THE British Grand Prix this weekend has me thinking in motor racing analogies as the financial markets apply the brakes to one of the speediest equity rallies of this generation. As the end of the second quarter approaches, the chicane of thin summertime volumes and quiet corporate activity means we’re unlikely to accelerate into the black until September for the push towards the home straight.
That said, it’s not just a “racing line” that’s slowing the equities pace: investors are looking at the global engine and wonder if it can continue to fire on all cylinders now that around $25 trillion worth of stimulus and bank rescue fuel has been pumped in.
A quick glance at the gauges on the dashboard is also reason enough to apply the brakes: government bond yields are rising steadily, either as an act of investor “vigilantism” in protest at state borrowing binges or as evidence that investors are selling the debt and buying riskier assets. Whatever the reason, the higher borrowing costs that will soon follow might choke-off any hope of a “v-shaped” economic recovery. And we can’t talk about engines without mentioning oil. Crude prices have smoothly overtaken $70 and now trade about $15 higher than their 200-day average, suggesting the trajectory still favours further advances.
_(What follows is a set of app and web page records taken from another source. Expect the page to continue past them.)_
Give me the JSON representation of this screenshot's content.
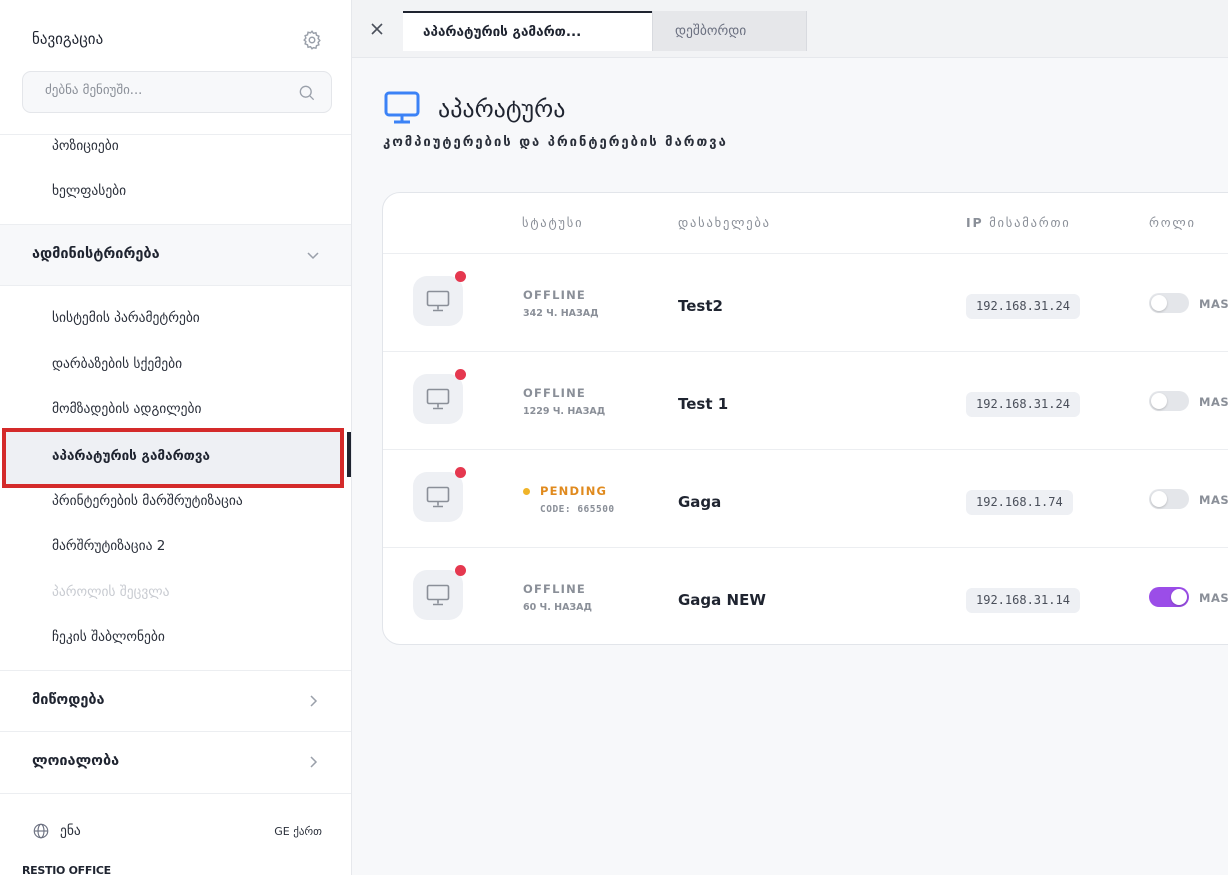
{
  "sidebar": {
    "title": "ნავიგაცია",
    "search_placeholder": "ძებნა მენიუში...",
    "top_items": [
      "პოზიციები",
      "ხელფასები"
    ],
    "admin_group": {
      "label": "ადმინისტრირება",
      "items": [
        "სისტემის პარამეტრები",
        "დარბაზების სქემები",
        "მომზადების ადგილები",
        "აპარატურის გამართვა",
        "პრინტერების მარშრუტიზაცია",
        "მარშრუტიზაცია 2",
        "პაროლის შეცვლა",
        "ჩეკის შაბლონები"
      ]
    },
    "groups": [
      {
        "label": "მიწოდება"
      },
      {
        "label": "ლოიალობა"
      }
    ],
    "language": {
      "label": "ენა",
      "value": "GE ქართ"
    },
    "brand": "RESTIO OFFICE"
  },
  "tabs": [
    {
      "label": "აპარატურის გამართ...",
      "active": true
    },
    {
      "label": "დეშბორდი",
      "active": false
    }
  ],
  "page": {
    "title": "აპარატურა",
    "subtitle": "კომპიუტერების და პრინტერების მართვა"
  },
  "table": {
    "headers": {
      "status": "სტატუსი",
      "name": "დასახელება",
      "ip_prefix": "IP",
      "ip_rest": " მისამართი",
      "role": "როლი"
    },
    "rows": [
      {
        "status": "OFFLINE",
        "sub": "342 Ч. НАЗАД",
        "name": "Test2",
        "ip": "192.168.31.24",
        "role": "MAST",
        "toggle_on": false
      },
      {
        "status": "OFFLINE",
        "sub": "1229 Ч. НАЗАД",
        "name": "Test 1",
        "ip": "192.168.31.24",
        "role": "MAST",
        "toggle_on": false
      },
      {
        "status": "PENDING",
        "sub": "CODE: 665500",
        "name": "Gaga",
        "ip": "192.168.1.74",
        "role": "MAST",
        "toggle_on": false
      },
      {
        "status": "OFFLINE",
        "sub": "60 Ч. НАЗАД",
        "name": "Gaga NEW",
        "ip": "192.168.31.14",
        "role": "MAST",
        "toggle_on": true
      }
    ]
  },
  "colors": {
    "accent": "#9b4de8",
    "page_icon": "#3b82f6",
    "offline_dot": "#e5384f",
    "pending": "#e08a1e",
    "highlight_box": "#d42a2a"
  },
  "icons": [
    "gear-icon",
    "search-icon",
    "chevron-down-icon",
    "chevron-right-icon",
    "globe-icon",
    "close-icon",
    "monitor-icon"
  ]
}
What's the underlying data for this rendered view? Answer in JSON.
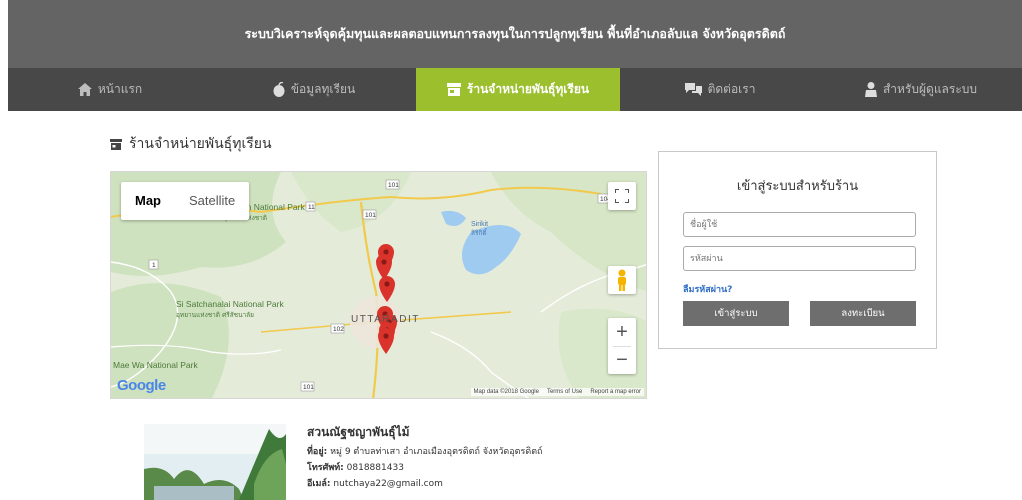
{
  "header": {
    "title": "ระบบวิเคราะห์จุดคุ้มทุนและผลตอบแทนการลงทุนในการปลูกทุเรียน พื้นที่อำเภอลับแล จังหวัดอุตรดิตถ์"
  },
  "nav": {
    "items": [
      {
        "label": "หน้าแรก",
        "icon": "home-icon"
      },
      {
        "label": "ข้อมูลทุเรียน",
        "icon": "durian-icon"
      },
      {
        "label": "ร้านจำหน่ายพันธุ์ทุเรียน",
        "icon": "store-icon",
        "active": true
      },
      {
        "label": "ติดต่อเรา",
        "icon": "chat-icon"
      },
      {
        "label": "สำหรับผู้ดูแลระบบ",
        "icon": "user-icon"
      }
    ],
    "active_color": "#9cbf2e"
  },
  "page": {
    "title": "ร้านจำหน่ายพันธุ์ทุเรียน"
  },
  "map": {
    "type_map": "Map",
    "type_satellite": "Satellite",
    "labels": {
      "sri_park": "Sri Nan National Park",
      "sri_th": "อุทยานแห่งชาติ",
      "si_satchanalai": "Si Satchanalai National Park",
      "si_th": "อุทยานแห่งชาติ ศรีสัชนาลัย",
      "mae_wa": "Mae Wa National Park",
      "sirikit": "Sirikit",
      "sirikit_th": "สิริกิติ์",
      "uttaradit": "UTTARADIT",
      "r101a": "101",
      "r11": "11",
      "r101b": "101",
      "r1": "1",
      "r102": "102",
      "r101c": "101",
      "r104": "104"
    },
    "zoom_in": "+",
    "zoom_out": "−",
    "map_data": "Map data ©2018 Google",
    "terms": "Terms of Use",
    "report": "Report a map error",
    "google": "Google"
  },
  "login": {
    "title": "เข้าสู่ระบบสำหรับร้าน",
    "username_placeholder": "ชื่อผู้ใช้",
    "password_placeholder": "รหัสผ่าน",
    "forgot": "ลืมรหัสผ่าน?",
    "login_button": "เข้าสู่ระบบ",
    "register_button": "ลงทะเบียน"
  },
  "shop": {
    "name": "สวนณัฐชญาพันธุ์ไม้",
    "address_label": "ที่อยู่:",
    "address": "หมู่ 9 ตำบลท่าเสา อำเภอเมืองอุตรดิตถ์ จังหวัดอุตรดิตถ์",
    "phone_label": "โทรศัพท์:",
    "phone": "0818881433",
    "email_label": "อีเมล์:",
    "email": "nutchaya22@gmail.com"
  }
}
Again, the reasons for the rise are being debated: is oil rising because of the weak US dollar or is it rising because the global demand story is taking a permanent turn for the bullish? Evidence supports both views, with the latter buttressed by the first revision upward in demand by the International Energy Agency in nearly two years.
It’s a tough track to race on, and the fuel in the engine is not what it used to be: securitisation, hedge funds, private equity firms and other members of the “shadow” banking system used to create billions in credit and were effectively the “rocket fuel” to the global economic engine. But even with our foot on the accelerator, we probably won’t reach the speeds we used to top-out at a few years ago.